May 18, 2021: Vaccines
7:00a Welcome and Introductory remarks
7:10a – 8:05a Panel 1– Vaccines: Discovery and Trials
The panel will explore vaccine development and the role of clinical trials held in Africa, by Africans, and on Africans as well as the generalizability of global trials of the COVID-19 vaccine in light of the spread of variants. We will discuss the clinical trials conducted globally and the contributions of African scientists and trial participants. Conducting clinical trials in Africa has also been a topic of controversy, in particular when some have suggested trials should take place in Africa due to a lack of personal protective equipment and a higher risk of infection. We will also explore whether the speed with which COVID-19 vaccines have been produced brings promise for other existing and emerging infectious diseases.
8:05a – 9:00a Panel 2 – Vaccines and Diagnostics: Production and Technology Transfer at Scale
We will begin a conversation about local distribution of globally produced vaccines and technology transfer. Once a vaccine is developed, what conditions provide for local production, and what are the barriers? China and India, for example, have made bilateral agreements with several Asian and African countries to produce vaccines for COVID-19. Compared to India and China, Africa has limited production capacity for both vaccines and diagnostics. What factors explain the lack of production capability and capacity? Dakar, Senegal is one production site developing both rapid testing and antibody testing for COVID. What are the economic and public health factors that could drive local production at scale?
May 19, 2021: Surveillance and Response
7:00a Welcome and Reflections on Day 1
7:10a – 8:05a Panel 3 – Capacity Building and the Role of Universities
We will explore the role of universities in training the next generation of scientists and health professionals who will lead the charge in discovery and translation of knowledge that is essential for addressing current and future public health challenges. Tomorrow’s pandemics require the next generation of leaders to be prepared to collaborate with peers within and across countries to navigate as yet unforeseen challenges. What have been the barriers to such collaborations? What novel and innovative approaches have been used to develop capacity building in an increasingly globalized world?
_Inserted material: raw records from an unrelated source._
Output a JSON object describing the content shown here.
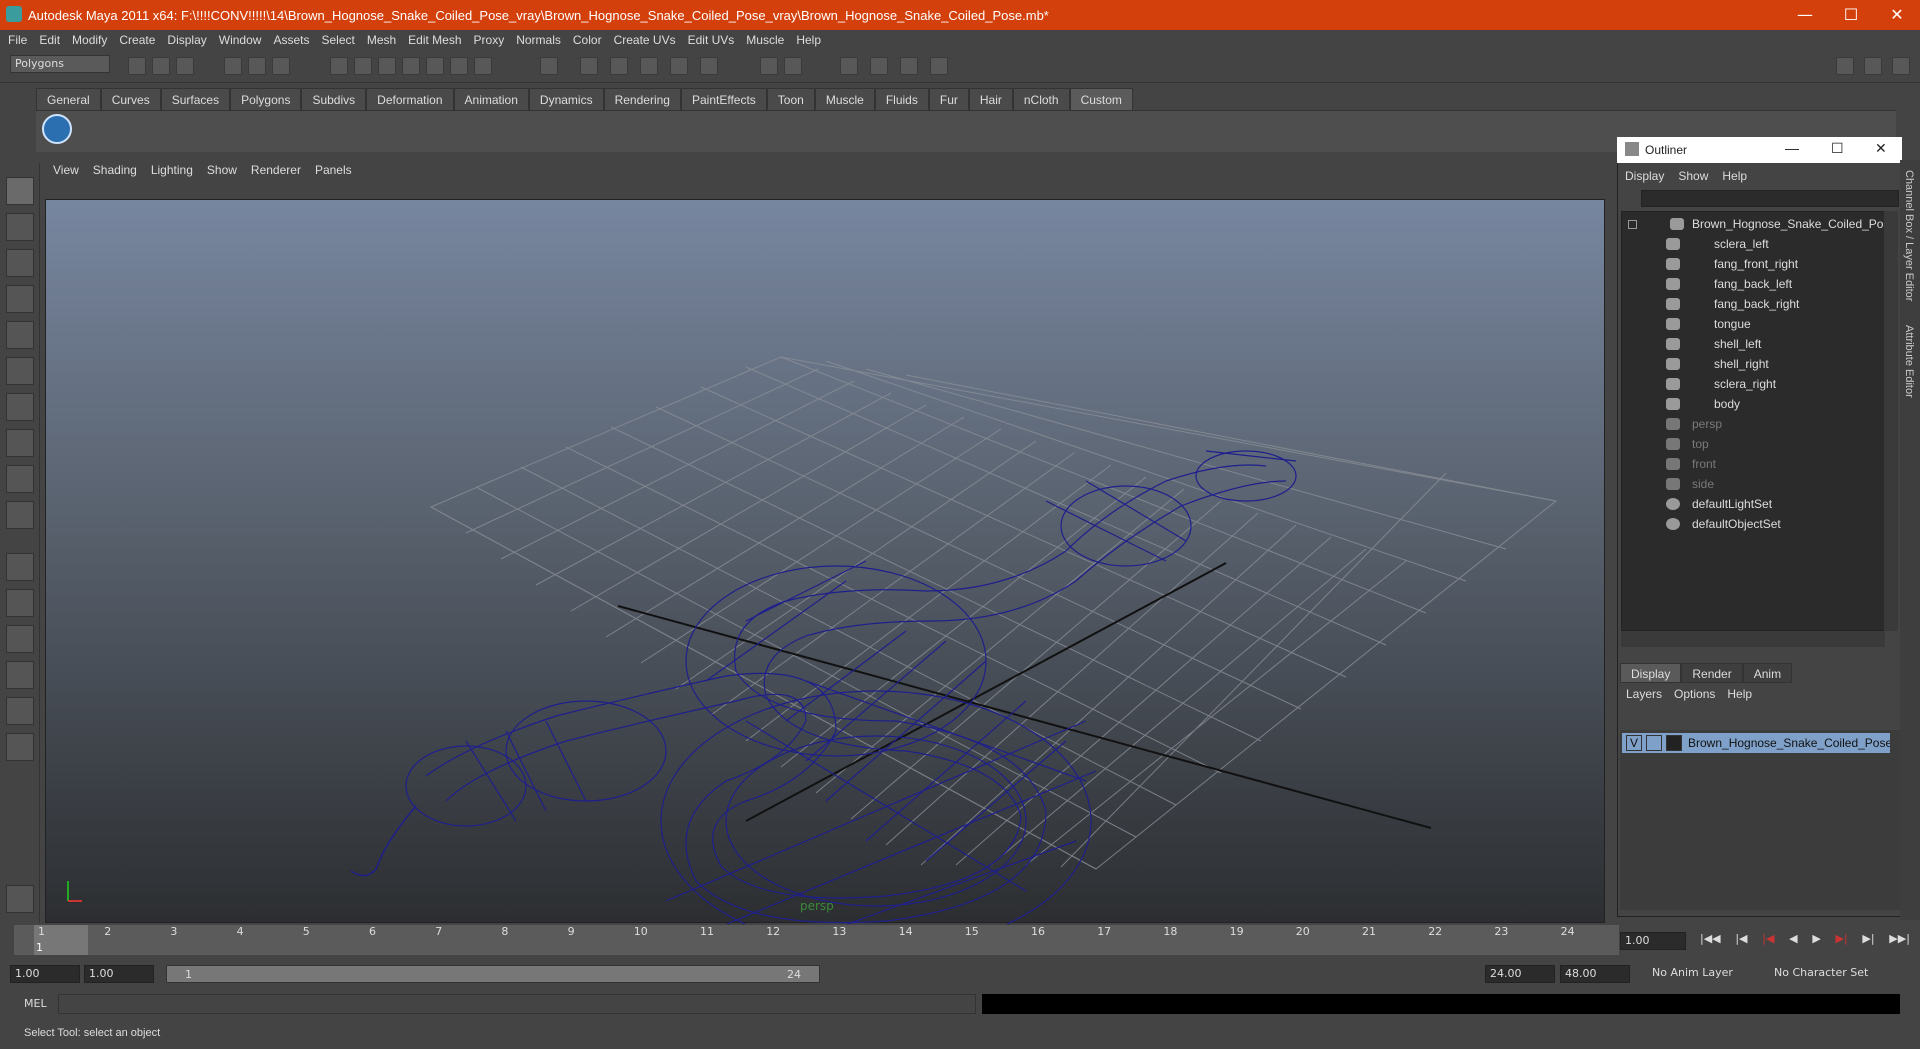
{
  "window": {
    "title": "Autodesk Maya 2011 x64: F:\\!!!!CONV!!!!!\\14\\Brown_Hognose_Snake_Coiled_Pose_vray\\Brown_Hognose_Snake_Coiled_Pose_vray\\Brown_Hognose_Snake_Coiled_Pose.mb*"
  },
  "menubar": [
    "File",
    "Edit",
    "Modify",
    "Create",
    "Display",
    "Window",
    "Assets",
    "Select",
    "Mesh",
    "Edit Mesh",
    "Proxy",
    "Normals",
    "Color",
    "Create UVs",
    "Edit UVs",
    "Muscle",
    "Help"
  ],
  "mode_selector": "Polygons",
  "shelf_tabs": [
    "General",
    "Curves",
    "Surfaces",
    "Polygons",
    "Subdivs",
    "Deformation",
    "Animation",
    "Dynamics",
    "Rendering",
    "PaintEffects",
    "Toon",
    "Muscle",
    "Fluids",
    "Fur",
    "Hair",
    "nCloth",
    "Custom"
  ],
  "active_shelf": "Custom",
  "viewport": {
    "menu": [
      "View",
      "Shading",
      "Lighting",
      "Show",
      "Renderer",
      "Panels"
    ],
    "camera": "persp",
    "wire_color": "#1f1f8c"
  },
  "outliner": {
    "title": "Outliner",
    "menu": [
      "Display",
      "Show",
      "Help"
    ],
    "items": [
      {
        "label": "Brown_Hognose_Snake_Coiled_Pose",
        "indent": 0,
        "dim": false
      },
      {
        "label": "sclera_left",
        "indent": 1,
        "dim": false
      },
      {
        "label": "fang_front_right",
        "indent": 1,
        "dim": false
      },
      {
        "label": "fang_back_left",
        "indent": 1,
        "dim": false
      },
      {
        "label": "fang_back_right",
        "indent": 1,
        "dim": false
      },
      {
        "label": "tongue",
        "indent": 1,
        "dim": false
      },
      {
        "label": "shell_left",
        "indent": 1,
        "dim": false
      },
      {
        "label": "shell_right",
        "indent": 1,
        "dim": false
      },
      {
        "label": "sclera_right",
        "indent": 1,
        "dim": false
      },
      {
        "label": "body",
        "indent": 1,
        "dim": false
      },
      {
        "label": "persp",
        "indent": 0,
        "dim": true
      },
      {
        "label": "top",
        "indent": 0,
        "dim": true
      },
      {
        "label": "front",
        "indent": 0,
        "dim": true
      },
      {
        "label": "side",
        "indent": 0,
        "dim": true
      },
      {
        "label": "defaultLightSet",
        "indent": 0,
        "dim": false
      },
      {
        "label": "defaultObjectSet",
        "indent": 0,
        "dim": false
      }
    ]
  },
  "layer_editor": {
    "tabs": [
      "Display",
      "Render",
      "Anim"
    ],
    "menu": [
      "Layers",
      "Options",
      "Help"
    ],
    "layer": {
      "visible": "V",
      "name": "Brown_Hognose_Snake_Coiled_Pose_layer"
    }
  },
  "side_tabs": [
    "Channel Box / Layer Editor",
    "Attribute Editor"
  ],
  "timeline": {
    "frames": [
      "1",
      "2",
      "3",
      "4",
      "5",
      "6",
      "7",
      "8",
      "9",
      "10",
      "11",
      "12",
      "13",
      "14",
      "15",
      "16",
      "17",
      "18",
      "19",
      "20",
      "21",
      "22",
      "23",
      "24"
    ],
    "current_label": "1",
    "current": "1.00"
  },
  "range": {
    "start_time": "1.00",
    "start_playback": "1.00",
    "slider_start": "1",
    "slider_end": "24",
    "end_playback": "24.00",
    "end_time": "48.00",
    "anim_layer": "No Anim Layer",
    "char_set": "No Character Set"
  },
  "command_line": {
    "label": "MEL"
  },
  "help_line": "Select Tool: select an object"
}
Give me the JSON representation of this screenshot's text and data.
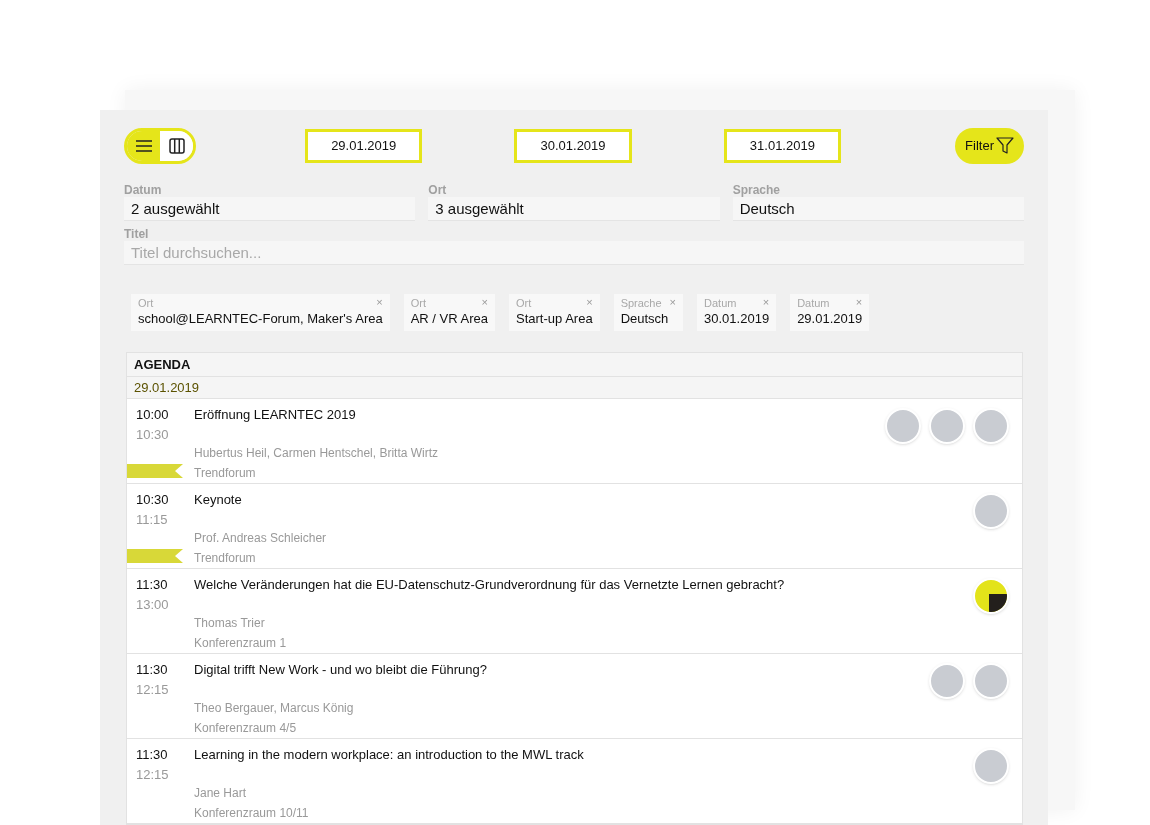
{
  "toolbar": {
    "views": [
      {
        "kind": "list",
        "selected": true
      },
      {
        "kind": "columns",
        "selected": false
      }
    ],
    "dates": [
      {
        "label": "29.01.2019"
      },
      {
        "label": "30.01.2019"
      },
      {
        "label": "31.01.2019"
      }
    ],
    "filter_button": "Filter"
  },
  "fields": [
    {
      "label": "Datum",
      "value": "2 ausgewählt"
    },
    {
      "label": "Ort",
      "value": "3 ausgewählt"
    },
    {
      "label": "Sprache",
      "value": "Deutsch"
    }
  ],
  "title_field": {
    "label": "Titel",
    "placeholder": "Titel durchsuchen..."
  },
  "chips": [
    {
      "label": "Ort",
      "value": "school@LEARNTEC-Forum, Maker's Area",
      "remove": "×"
    },
    {
      "label": "Ort",
      "value": "AR / VR Area",
      "remove": "×"
    },
    {
      "label": "Ort",
      "value": "Start-up Area",
      "remove": "×"
    },
    {
      "label": "Sprache",
      "value": "Deutsch",
      "remove": "×"
    },
    {
      "label": "Datum",
      "value": "30.01.2019",
      "remove": "×"
    },
    {
      "label": "Datum",
      "value": "29.01.2019",
      "remove": "×"
    }
  ],
  "agenda": {
    "title": "AGENDA",
    "day": "29.01.2019",
    "sessions": [
      {
        "start": "10:00",
        "end": "10:30",
        "title": "Eröffnung LEARNTEC 2019",
        "speakers": "Hubertus Heil, Carmen Hentschel, Britta Wirtz",
        "room": "Trendforum",
        "flagged": true,
        "avatars": [
          {
            "kind": "photo"
          },
          {
            "kind": "photo"
          },
          {
            "kind": "photo"
          }
        ]
      },
      {
        "start": "10:30",
        "end": "11:15",
        "title": "Keynote",
        "speakers": "Prof. Andreas Schleicher",
        "room": "Trendforum",
        "flagged": true,
        "avatars": [
          {
            "kind": "photo"
          }
        ]
      },
      {
        "start": "11:30",
        "end": "13:00",
        "title": "Welche Veränderungen hat die EU-Datenschutz-Grundverordnung für das Vernetzte Lernen gebracht?",
        "speakers": "Thomas Trier",
        "room": "Konferenzraum 1",
        "flagged": false,
        "avatars": [
          {
            "kind": "logo"
          }
        ]
      },
      {
        "start": "11:30",
        "end": "12:15",
        "title": "Digital trifft New Work - und wo bleibt die Führung?",
        "speakers": "Theo Bergauer, Marcus König",
        "room": "Konferenzraum 4/5",
        "flagged": false,
        "avatars": [
          {
            "kind": "photo"
          },
          {
            "kind": "photo"
          }
        ]
      },
      {
        "start": "11:30",
        "end": "12:15",
        "title": "Learning in the modern workplace: an introduction to the MWL track",
        "speakers": "Jane Hart",
        "room": "Konferenzraum 10/11",
        "flagged": false,
        "avatars": [
          {
            "kind": "photo"
          }
        ]
      }
    ]
  }
}
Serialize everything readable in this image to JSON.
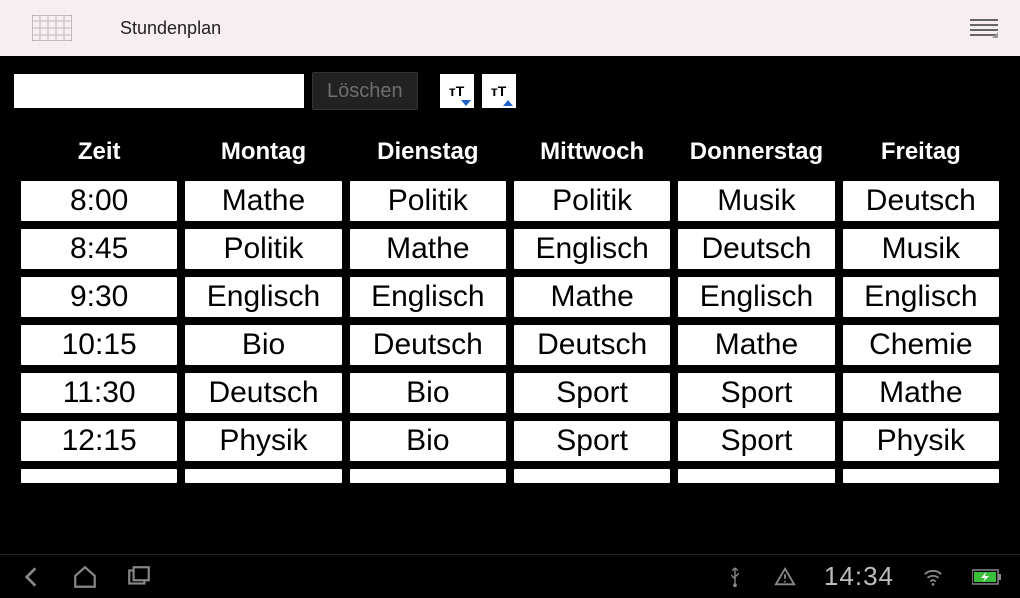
{
  "titlebar": {
    "title": "Stundenplan"
  },
  "toolbar": {
    "search_value": "",
    "delete_label": "Löschen",
    "font_small_label": "тT",
    "font_large_label": "тT"
  },
  "schedule": {
    "headers": [
      "Zeit",
      "Montag",
      "Dienstag",
      "Mittwoch",
      "Donnerstag",
      "Freitag"
    ],
    "rows": [
      [
        "8:00",
        "Mathe",
        "Politik",
        "Politik",
        "Musik",
        "Deutsch"
      ],
      [
        "8:45",
        "Politik",
        "Mathe",
        "Englisch",
        "Deutsch",
        "Musik"
      ],
      [
        "9:30",
        "Englisch",
        "Englisch",
        "Mathe",
        "Englisch",
        "Englisch"
      ],
      [
        "10:15",
        "Bio",
        "Deutsch",
        "Deutsch",
        "Mathe",
        "Chemie"
      ],
      [
        "11:30",
        "Deutsch",
        "Bio",
        "Sport",
        "Sport",
        "Mathe"
      ],
      [
        "12:15",
        "Physik",
        "Bio",
        "Sport",
        "Sport",
        "Physik"
      ],
      [
        "",
        "",
        "",
        "",
        "",
        ""
      ]
    ]
  },
  "navbar": {
    "clock": "14:34"
  }
}
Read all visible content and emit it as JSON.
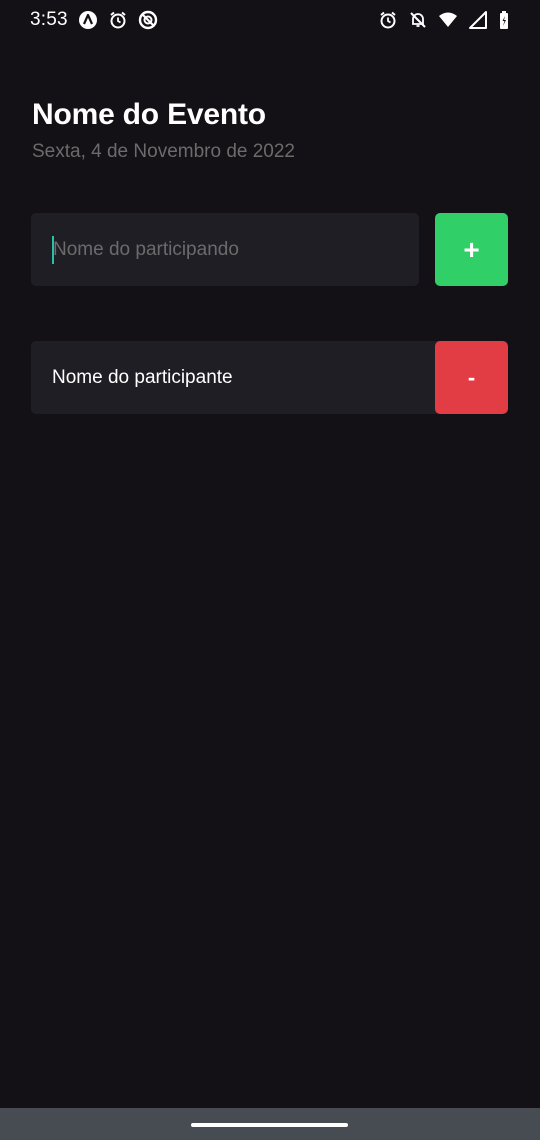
{
  "status_bar": {
    "time": "3:53",
    "left_icons": [
      "app-a-icon",
      "alarm-icon",
      "blocked-notification-icon"
    ],
    "right_icons": [
      "alarm-icon",
      "notifications-off-icon",
      "wifi-icon",
      "signal-icon",
      "battery-icon"
    ]
  },
  "header": {
    "title": "Nome do Evento",
    "date": "Sexta, 4 de Novembro de 2022"
  },
  "form": {
    "placeholder": "Nome do participando",
    "value": "",
    "add_label": "+"
  },
  "participants": [
    {
      "name": "Nome do participante",
      "remove_label": "-"
    }
  ],
  "colors": {
    "background": "#131016",
    "card": "#1f1e25",
    "add": "#31cf67",
    "remove": "#e23c44",
    "muted_text": "#6b6b6b",
    "caret": "#2ac0a8"
  }
}
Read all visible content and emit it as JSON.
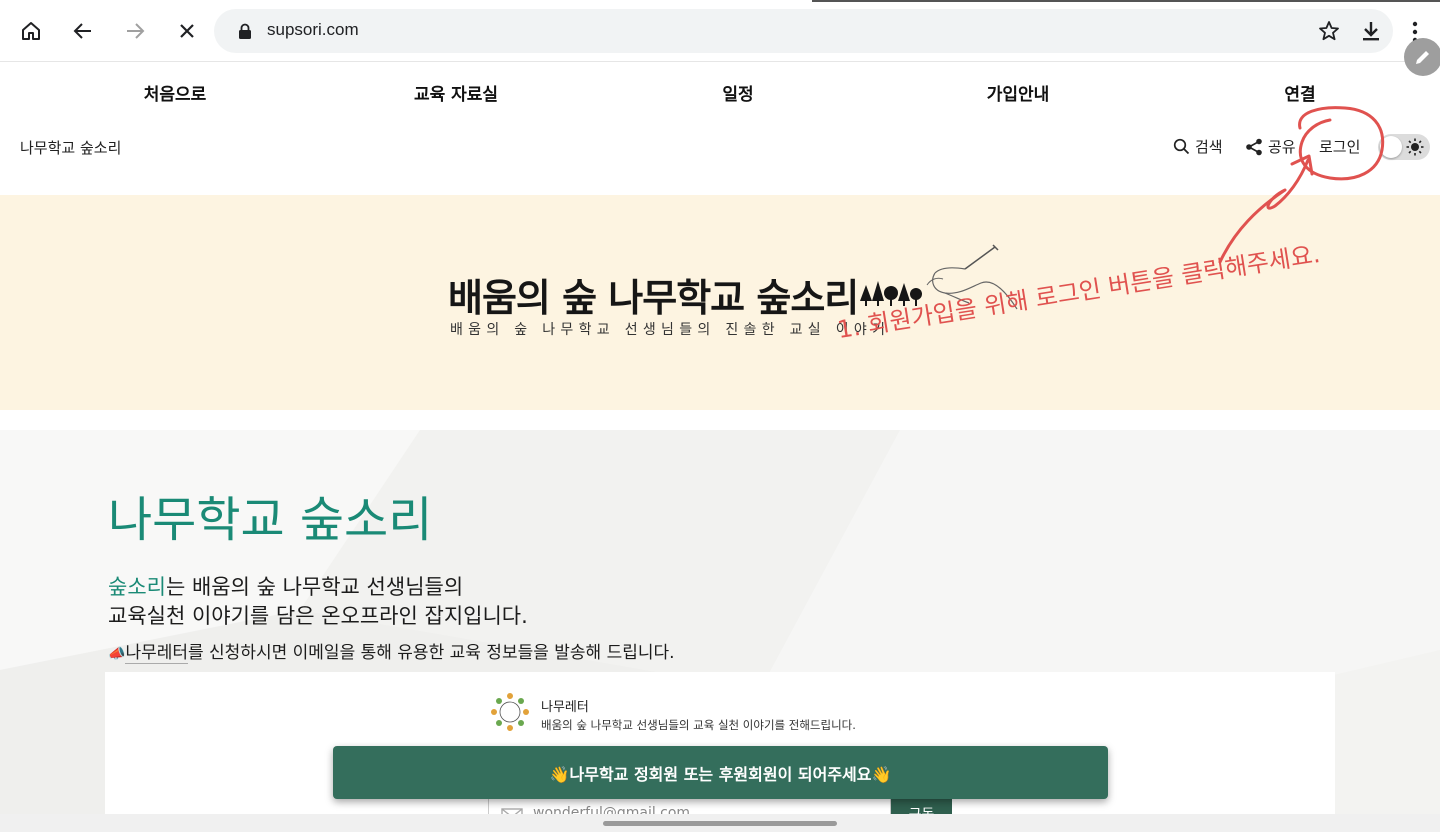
{
  "browser": {
    "url": "supsori.com",
    "icons": [
      "home-icon",
      "back-icon",
      "forward-icon",
      "close-icon",
      "lock-icon",
      "star-icon",
      "download-icon",
      "more-icon",
      "pen-icon"
    ]
  },
  "nav": {
    "items": [
      {
        "label": "처음으로"
      },
      {
        "label": "교육 자료실"
      },
      {
        "label": "일정"
      },
      {
        "label": "가입안내"
      },
      {
        "label": "연결"
      }
    ]
  },
  "subbar": {
    "site_name": "나무학교 숲소리",
    "search_label": "검색",
    "share_label": "공유",
    "login_label": "로그인"
  },
  "banner": {
    "title": "배움의 숲 나무학교 숲소리",
    "subtitle": "배움의 숲 나무학교 선생님들의 진솔한 교실 이야기",
    "colors": {
      "background": "#fdf4e1"
    }
  },
  "main": {
    "title": "나무학교 숲소리",
    "intro_accent": "숲소리",
    "intro_line1_rest": "는 배움의 숲 나무학교 선생님들의",
    "intro_line2": "교육실천 이야기를 담은 온오프라인 잡지입니다.",
    "intro_line3_icon": "📣",
    "intro_line3_link": "나무레터",
    "intro_line3_rest": "를 신청하시면 이메일을 통해 유용한 교육 정보들을 발송해 드립니다."
  },
  "newsletter": {
    "name": "나무레터",
    "description": "배움의 숲 나무학교 선생님들의 교육 실천 이야기를 전해드립니다.",
    "email_placeholder": "wonderful@gmail.com",
    "subscribe_label": "구독"
  },
  "toast": {
    "text": "👋나무학교 정회원 또는 후원회원이 되어주세요👋"
  },
  "annotation": {
    "text": "1. 회원가입을 위해 로그인 버튼을 클릭해주세요.",
    "color": "#e0524f"
  },
  "colors": {
    "accent": "#1a8a76",
    "toast_bg": "#346e5c"
  }
}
The panel will discuss solutions that have been successfully implemented and can serve as models to further develop global public health leaders.
8:05a – 9:00a Panel 4 – Surveillance and Response
We will invite panelists to speak to their roles and contributions on surveillance and response and to interrogate the possibility for global cooperation on these efforts. Infectious disease outbreaks such as Ebola or COVID-19 may tax a system in the near-term, but what can be done to develop more resilient health systems in the longer-term? Surveillance and response are also linked to good governance, and, with COVID-19, we have seen the risk of an infectious disease becoming politicized. The panel will explore how healthcare and response strategies must transcend domestic politics and foster global cooperation efforts as well as successful examples of such strategies.
Sponsored by the China-Harvard-Africa Network at the Harvard T.H. Chan School of Public Health; Harvard University Asia Center; Fairbank Center for Chinese Studies at Harvard University; The Lakshmi Mittal South Asia Institute at Harvard University; Harvard-Yenching Institute